(Records from a collection)
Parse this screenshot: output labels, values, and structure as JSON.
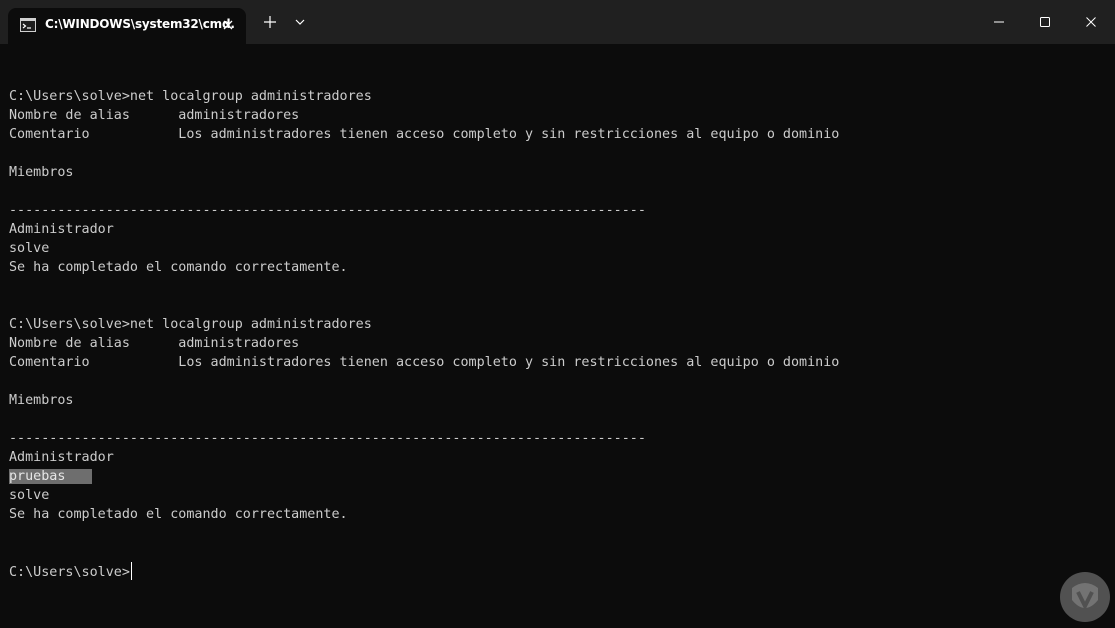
{
  "window": {
    "tab_title": "C:\\WINDOWS\\system32\\cmd.",
    "colors": {
      "titlebar": "#202020",
      "terminal_bg": "#0c0c0c",
      "text": "#cccccc",
      "selection": "#6e6e6e"
    }
  },
  "icons": {
    "tab_icon": "cmd-icon",
    "tab_close": "close-icon",
    "new_tab": "plus-icon",
    "dropdown": "chevron-down-icon",
    "minimize": "minimize-icon",
    "maximize": "maximize-icon",
    "close": "close-icon"
  },
  "terminal": {
    "lines": [
      "",
      "C:\\Users\\solve>net localgroup administradores",
      "Nombre de alias      administradores",
      "Comentario           Los administradores tienen acceso completo y sin restricciones al equipo o dominio",
      "",
      "Miembros",
      "",
      "-------------------------------------------------------------------------------",
      "Administrador",
      "solve",
      "Se ha completado el comando correctamente.",
      "",
      "",
      "C:\\Users\\solve>net localgroup administradores",
      "Nombre de alias      administradores",
      "Comentario           Los administradores tienen acceso completo y sin restricciones al equipo o dominio",
      "",
      "Miembros",
      "",
      "-------------------------------------------------------------------------------",
      "Administrador",
      "pruebas",
      "solve",
      "Se ha completado el comando correctamente.",
      "",
      "",
      "C:\\Users\\solve>"
    ],
    "selected_line_index": 21,
    "prompt_line_index": 26
  }
}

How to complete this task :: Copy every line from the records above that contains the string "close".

Result of the exercise ::
    "tab_close": "close-icon",
    "close": "close-icon"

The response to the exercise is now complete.